A steampunk adventure with murderous fairies, Elizabeth May’s historical Scottish novel adds the fantastical, the automated and the violent to the streets of Edinburgh in 1844.
Alieana saw her mother die in a faery attack, and since then has committed herself to killing every faery she can find, as preparation for the return of her mother’s murderer. A committed inventor, she works on her own increasingly more creative methods of killing the fae. Assisted by small, harmless pixie Derrick, Alieana tracks the faery’s movements around Scotland. Battling against creatures she can only see when wearing a rare breed of thistle, her trainer is the attractive yet mysterious and enigmatic faery Kiaran. At the same time Alieana must fight the losing battle of attempting to remain respectable to the rest of the aristocracy. When one of her victims calls her a ‘falconer,’ and stronger faeries start escaping from beneath the city, she starts to realise that there may be a bigger crisis brewing, one which only she can stop.

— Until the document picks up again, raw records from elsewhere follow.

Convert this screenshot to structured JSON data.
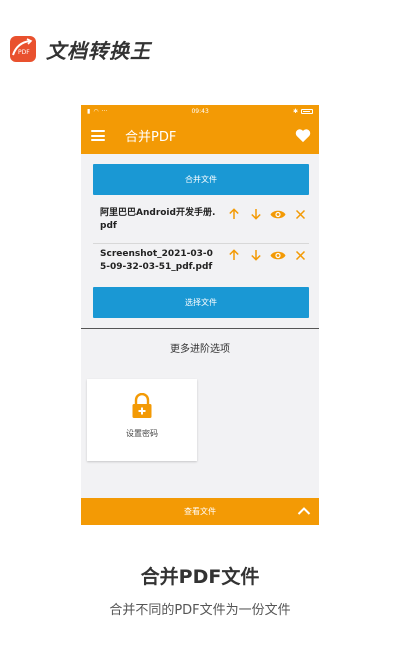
{
  "brand": {
    "title": "文档转换王",
    "logo_text": "PDF",
    "logo_color": "#e9512e"
  },
  "phone": {
    "status": {
      "time": "09:43"
    },
    "toolbar": {
      "title": "合并PDF"
    },
    "merge_button": "合并文件",
    "files": [
      {
        "name": "阿里巴巴Android开发手册.pdf"
      },
      {
        "name": "Screenshot_2021-03-05-09-32-03-51_pdf.pdf"
      }
    ],
    "select_button": "选择文件",
    "advanced_title": "更多进阶选项",
    "password_card_label": "设置密码",
    "bottom_bar_label": "查看文件",
    "colors": {
      "accent": "#f39a05",
      "button": "#1a98d4"
    }
  },
  "caption": {
    "title": "合并PDF文件",
    "subtitle": "合并不同的PDF文件为一份文件"
  }
}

Whilst series rely on having an ending that makes the reader invested enough to wait a year for the sequel, this novel ends on a cliffhanger that actually feels incomplete. Sadly it feels like the story needed another hundred pages or so to come to a satisfactory ending. The steampunk elements, such as the flying ornithopters or wound healing stitchers, are fascinating and exciting, and it is a shame that this facet of the story was not more developed; at times they felt more like plot devices rather than part of the world being presented. However, it was refreshing to read a YA fantasy set in Scotland, and May used the landscape evocatively, creating a perfect setting for her wild Fae. A fun book with likeable characters.